I had met up with a couple of Swedish students, Anders and Sobah, who were on their way to Kashmir for a summer of trout fishing. The next day, the three of us took a taxi out to the Indo-Pak border. We checked out of Pakistan, walked across a strip of unkempt jungle and brush, and there we were, in India.
The two Swedes had bought a small fortune in Indian rupees in Kabul, on the black market, to beat the legal exchange rate; Anders had them stuffed under his shirt. Too late, we remembered the rumors of the psychic border policewoman. We filed into the customs shed, and there she was, a gentle-looking matron in a sari and khaki sweater. She waved Sobah and me past, then took a long look at Anders and held up her hand. He stopped in front of her. She looked him up and down, and then smiled: "You shouldn't buy rupees on the black market," she said. I thought all three of us were going to faint in our tracks. She laughed softly, and waved Anders on into Mother India. A few minutes later, we caught a horse-cart into the holy Sikh city of Amritsar. The next day, Anders and Sobah headed for Kashmir on the bus; I caught a train to Pathankot, bound for a Tibetan monastery in Dharmsala, in the Indian Himalayas. Three months later I was in Kathmandu, on my way to Mount Everest.

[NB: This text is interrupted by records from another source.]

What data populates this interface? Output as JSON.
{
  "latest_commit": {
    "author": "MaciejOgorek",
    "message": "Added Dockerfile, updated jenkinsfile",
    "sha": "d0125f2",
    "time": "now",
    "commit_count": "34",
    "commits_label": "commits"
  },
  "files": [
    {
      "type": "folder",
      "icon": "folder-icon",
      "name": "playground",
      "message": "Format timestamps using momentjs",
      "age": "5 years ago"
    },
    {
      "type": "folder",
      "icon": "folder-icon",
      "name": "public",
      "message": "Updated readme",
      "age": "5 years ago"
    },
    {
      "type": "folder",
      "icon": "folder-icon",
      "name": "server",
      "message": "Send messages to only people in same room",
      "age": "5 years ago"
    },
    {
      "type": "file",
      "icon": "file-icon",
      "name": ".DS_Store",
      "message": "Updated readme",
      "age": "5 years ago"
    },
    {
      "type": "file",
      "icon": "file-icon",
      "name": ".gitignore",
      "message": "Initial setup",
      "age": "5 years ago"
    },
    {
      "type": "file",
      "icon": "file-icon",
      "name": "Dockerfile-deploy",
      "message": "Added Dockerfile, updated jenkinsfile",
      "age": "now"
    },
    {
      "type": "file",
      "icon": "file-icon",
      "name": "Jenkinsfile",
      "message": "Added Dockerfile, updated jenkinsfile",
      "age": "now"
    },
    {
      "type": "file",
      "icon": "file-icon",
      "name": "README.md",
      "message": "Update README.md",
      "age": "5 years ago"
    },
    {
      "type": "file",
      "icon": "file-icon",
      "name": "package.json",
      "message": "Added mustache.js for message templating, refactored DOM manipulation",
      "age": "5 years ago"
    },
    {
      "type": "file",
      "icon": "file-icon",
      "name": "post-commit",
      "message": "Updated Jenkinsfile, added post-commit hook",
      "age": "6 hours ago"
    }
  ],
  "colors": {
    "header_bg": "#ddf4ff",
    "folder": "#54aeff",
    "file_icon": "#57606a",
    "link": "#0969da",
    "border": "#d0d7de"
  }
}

When I made the trip again, in the fall of 1975, things were already changing along The Road. Iran was more unfriendly than ever, and signs of political instability were growing. Somewhere west of Tabriz, on the Istanbul-Tehran Express, Savak agents arrested a professional-looking man and dragged him off the train, while the man's family screamed and wept. An ugly, scary scene. The cafe's in Kabul were full of Eastern Bloc functionaries in shiny gray suits, shouting at the waiters and muttering among themselves. Dark signs and portents were everywhere.
By 1980, the Soviets were in Afghanistan, and Iran was falling apart at the seams. A few more buses still plied the Europe-to-Asia route, traveling south through Pakistan's Baluchistan and Quetta to avoid Afghanistan, but for all intents and purposes the era was over, finished. The Road and its magic were gone.
A frequent visitor to the Indian subcontinent, author and journalist Rob Schultheis has reported extensively about the war in Afghanistan for Time magazine.